Examine the entries and show every line in which the word "title" is found.

◆ **Data shown**:
*****

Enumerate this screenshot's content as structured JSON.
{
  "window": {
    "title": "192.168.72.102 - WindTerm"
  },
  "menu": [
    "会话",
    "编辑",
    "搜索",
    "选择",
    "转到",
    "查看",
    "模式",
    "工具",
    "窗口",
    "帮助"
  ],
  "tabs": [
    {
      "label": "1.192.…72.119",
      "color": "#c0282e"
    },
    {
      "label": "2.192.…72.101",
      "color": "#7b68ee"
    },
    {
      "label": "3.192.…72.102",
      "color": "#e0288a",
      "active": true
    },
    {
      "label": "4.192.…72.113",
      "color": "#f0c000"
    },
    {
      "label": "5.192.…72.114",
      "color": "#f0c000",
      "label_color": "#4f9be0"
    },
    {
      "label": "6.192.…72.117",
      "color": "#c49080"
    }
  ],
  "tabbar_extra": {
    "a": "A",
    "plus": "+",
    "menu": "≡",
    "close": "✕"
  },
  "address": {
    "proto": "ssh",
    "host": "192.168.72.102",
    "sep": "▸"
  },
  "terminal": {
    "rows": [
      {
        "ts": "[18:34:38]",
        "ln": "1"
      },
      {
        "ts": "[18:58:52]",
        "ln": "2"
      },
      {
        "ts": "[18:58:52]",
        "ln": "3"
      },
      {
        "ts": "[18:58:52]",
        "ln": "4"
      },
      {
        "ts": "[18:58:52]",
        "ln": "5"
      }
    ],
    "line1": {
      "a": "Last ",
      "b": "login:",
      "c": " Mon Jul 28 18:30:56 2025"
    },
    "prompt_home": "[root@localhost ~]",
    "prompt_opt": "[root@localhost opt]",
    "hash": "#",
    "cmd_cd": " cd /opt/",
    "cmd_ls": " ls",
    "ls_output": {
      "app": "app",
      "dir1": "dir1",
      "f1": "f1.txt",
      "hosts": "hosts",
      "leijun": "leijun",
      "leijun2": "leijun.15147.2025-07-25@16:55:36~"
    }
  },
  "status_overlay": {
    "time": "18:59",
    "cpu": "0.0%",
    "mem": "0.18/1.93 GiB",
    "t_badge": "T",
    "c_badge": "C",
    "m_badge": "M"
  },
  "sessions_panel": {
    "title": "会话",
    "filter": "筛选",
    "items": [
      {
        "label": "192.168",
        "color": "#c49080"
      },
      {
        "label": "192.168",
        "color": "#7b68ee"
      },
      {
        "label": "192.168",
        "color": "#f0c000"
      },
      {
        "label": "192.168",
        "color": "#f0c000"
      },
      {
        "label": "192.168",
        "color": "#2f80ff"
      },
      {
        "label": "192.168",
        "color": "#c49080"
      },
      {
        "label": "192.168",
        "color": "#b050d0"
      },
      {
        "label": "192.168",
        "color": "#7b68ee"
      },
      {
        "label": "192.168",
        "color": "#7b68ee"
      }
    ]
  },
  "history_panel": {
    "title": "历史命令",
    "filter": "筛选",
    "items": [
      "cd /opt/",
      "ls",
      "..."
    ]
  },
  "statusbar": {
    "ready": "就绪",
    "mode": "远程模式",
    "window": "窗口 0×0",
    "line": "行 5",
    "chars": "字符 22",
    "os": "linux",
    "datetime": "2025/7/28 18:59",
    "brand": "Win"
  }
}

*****

◆ **Answer**:
    "title": "192.168.72.102 - WindTerm"
    "title": "会话",
    "title": "历史命令",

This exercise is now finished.